There have been 76 reported sightings of the birds in the 1900-1993 period plus other imprecise ones which have not yet been confirmed (at least 10). In the winter of 1994-1995, 20 individuals were seen in the current SPA and around the project area: the same ones were observed foraging in the project area by ornithologists (Caldarella, Marrese, 1995). These sightings are some of the most important in the last century at the National and International level, confirming that the current SPA is a site for the overwintering of the species ( data Istituto Nazionale Fauna Selvatica - Italia / Serra L., Baccetti N., Zenatello M., 1995 Slender-billed Curlews wintering in Italy in 1995).
Based on official data (INFS) the species has not been counted since 2000 (Zenatello M. and Baccetti N. – National Action Plan for the Slender-billed Curlew - page 13), but it can be considered migratory and occasionally overwintering (data from Centro Studi Naturalistici); in addition there were two observations in the summer time in 2006 (data from Centro Studi Naturalistici) confirming that the SPA is also an area used for summer stays.
The LIFE+ project for the Slender-billed Curlew

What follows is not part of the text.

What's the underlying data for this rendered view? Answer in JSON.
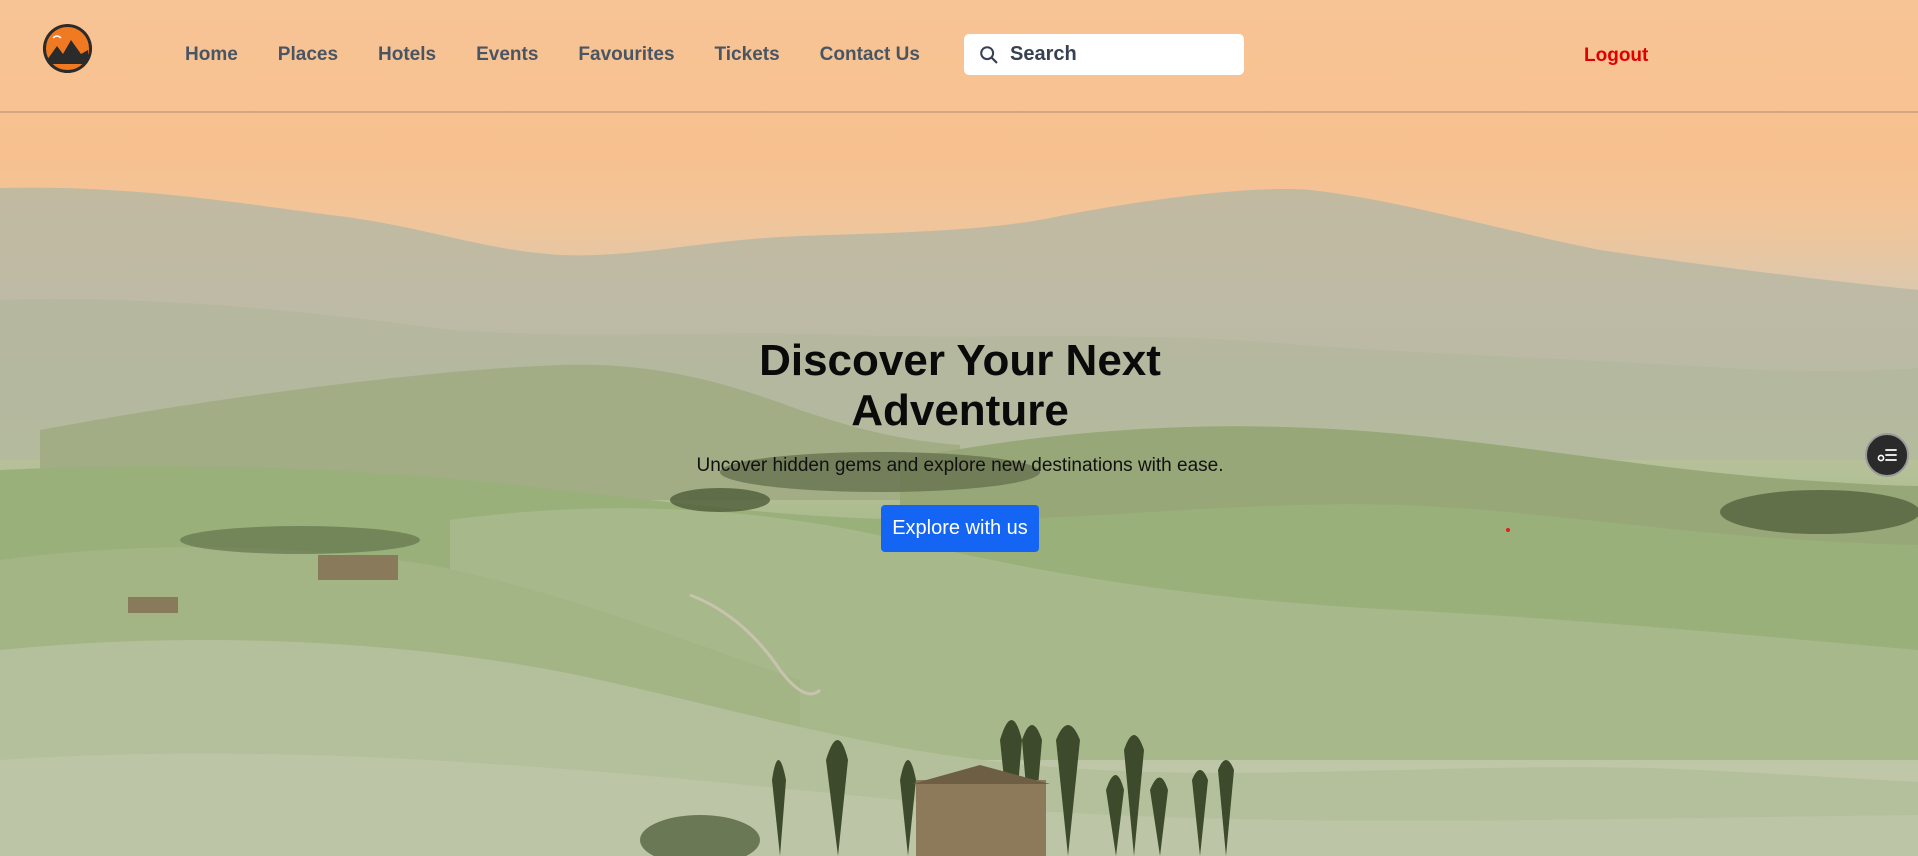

The creation of 90 hectares of Mediterranean salt meadows in the SPA through the LIFE+ project (ActionC1) aims at recreating a buffer zone external to the existing wetlands. As these wetlands are characterized by a uniform vegetation due to the invasive presence of reed beds and a water depth which is on average over 1 metre, it does not possess the characteristics suitable for the Slender- billed Curlew, a species which is essentially associated with shallow pools. For this species (the most endangered at the global level) the restoration of a particularly suitable wetland situated in one of the most relevant sites at the national level, increases the attractiveness of the site, mitigating the medium-high threats in the area to migration and overwintering caused by the loss of habitat and poaching (A.Gretton -International Action Plan for the Slender-billed Curlew pages 8 and 9) also in consideration of the safety and protection of the area which is in both the SPA and the Gargano National Park. The actions also respond to the conservation priorities foreseen in the Action plan relating to the “correct management and protection of all of the sites important for the migration, overwintering and breeding” (A.Gretton -International Action Plan for the Slender-billed Curlew - page 4).
The recovery of habitat type “Mediterranean salt meadows” (cod. 1410), will guarantee an increase in the local trophic levels, given that a suitable environment would be created for their most sought after prey (annelids, crane fly larvae, other invertebrates and crustaceans, etc) which characterize these habitats. The presence in the area of highly saline terrain also guarantees that the type of habitat restored is extremely similar to habitats present in other sites of greatest importance for migration and overwintering (A.Gretton -International Action Plan for the Slender-billed Curlew - page 12).
The LIFE+ Nature and Biodiversity 2007 project –“Conservation activities for priority avifauna in the Lago Salso Oasis” is structured according to 4 series of actions:
1 Preparatory actions
2 Concrete conservation actions
3 Awareness raising and communication actions
4 Monitoring actions